But in understanding this new bioluminescent behaviour, the scientists are presented with a further query. They say: "The current findings... also pose a new important question. What is the role of male flashes in the female advertisement firefly?".
Because in terms of energy-efficiency, if alternative light sources are available, there is no need for an organism to produce its own luminescence.
In a study published last year in the Journal of Insect Conservation, Australian scientists from the Universities of Queensland and Tasmania investigated the impact of cave lighting on bioluminescent glow worm displays in northern Tasmania.
Marakoopa Cave attracts around 30,000 visitors a year to the glow worm [Arachnocampa larvae] displays.
Previous studies showed that artificial lighting can cause Arachnocampa larvae to reduce their light output, but time-lapse photographic techniques were able to show that Marakoopa Cave's glow worm population was undisturbed by the levels of artificial light exposure.The darkest depths
It makes perfect sense that the ability to produce light is most widespread in the earth's darkest environment: oceans.
For centuries, phosphorescence has amazed and delighted those who witness it. The sea comes alive with glowing waves, washing light along shores and against water-borne objects.
It is in fact blooms of bioluminescent plankton; the effect is startling.
Levels of light are reduced at greater oceanic depths, prompting an estimated 90% of marine animals to display bioluminescence in some form.
Blue and green luminescence is prevalent in marine environments as wavelengths from this part of the light spectrum travel most easily through water.

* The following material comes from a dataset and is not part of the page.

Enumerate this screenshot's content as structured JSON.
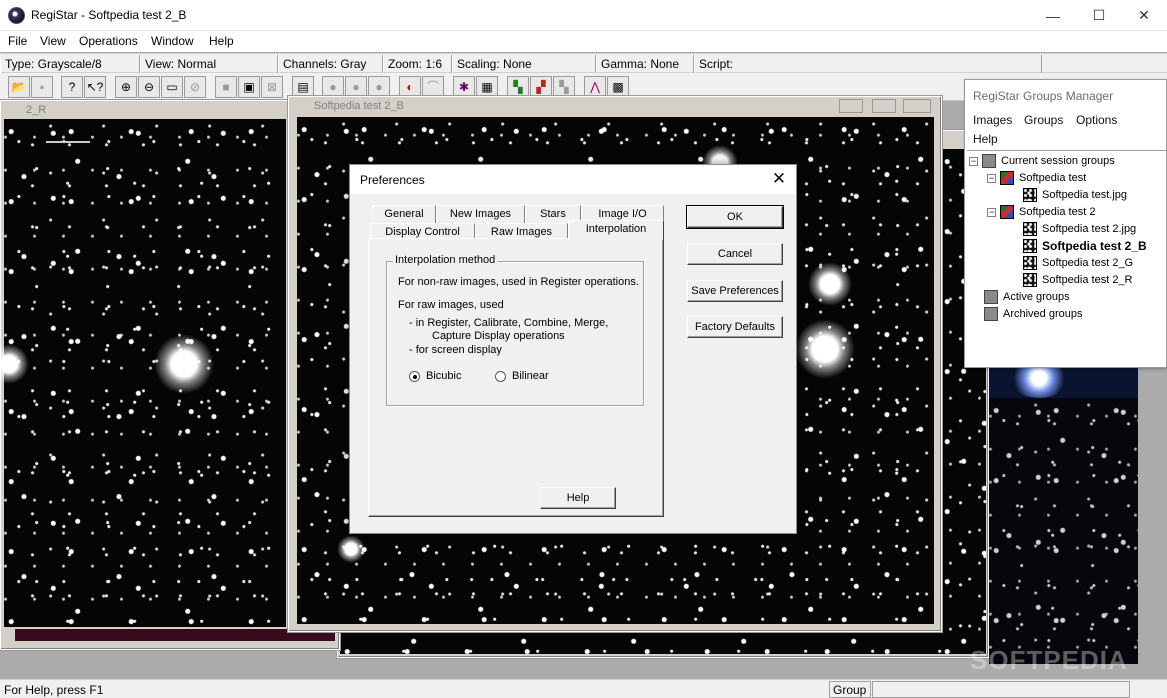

The array of marine creatures that use bioluminescence to confuse or evade predators, find a mate or attract prey is vast, and the ghostly underwater sights and shapes are distinctly alien.
Dr Jerome Mallefet works at the Laboratory of Marine Biology at the University of Louvain-le-Neuve in Belgium.
His areas of research include luminescence in brittle stars and sharks.
"For many years I have developed a multidisciplinary approach to study luminescence in order to understand the morphology, ecology and physiology around why so many brittle stars glow in the dark.
"More recently we applied the same approach to sharks because little, if not nothing, was known about the luminescence of these cartilaginous fishes while around 50 species out of the 540 shark species are... able to produce light."
Dr Mallefet leads studies on areas such as whether luminescent organisms are able to perceive their own light production and the purposes of luminescence.
He has worked with Osamu Shimomura, who was awarded the Nobel prize in Chemistry in 2008 for the discovery of green fluorescent protein (GFP) while studying the luminous system of jellyfish.
GFP is widely used in genetic engineering and other bio-medical research, further uses include monitoring environmental pollutants.
Dr Mallefet hopes that his own work will enable us to further understand bioluminescence. "We need to continue fundamental research in bioluminescence in order to discover new applications."
After 30 years studying the science of glowing, he concludes: "It is just magic to see one animal glowing in the dark... after 30 years I am still fascinated by the phenomenon".
The footage of chimpanzee fire can be seen on the BBC One/Discovery Africa series at 21.00 GMT on Wednesday 16 January.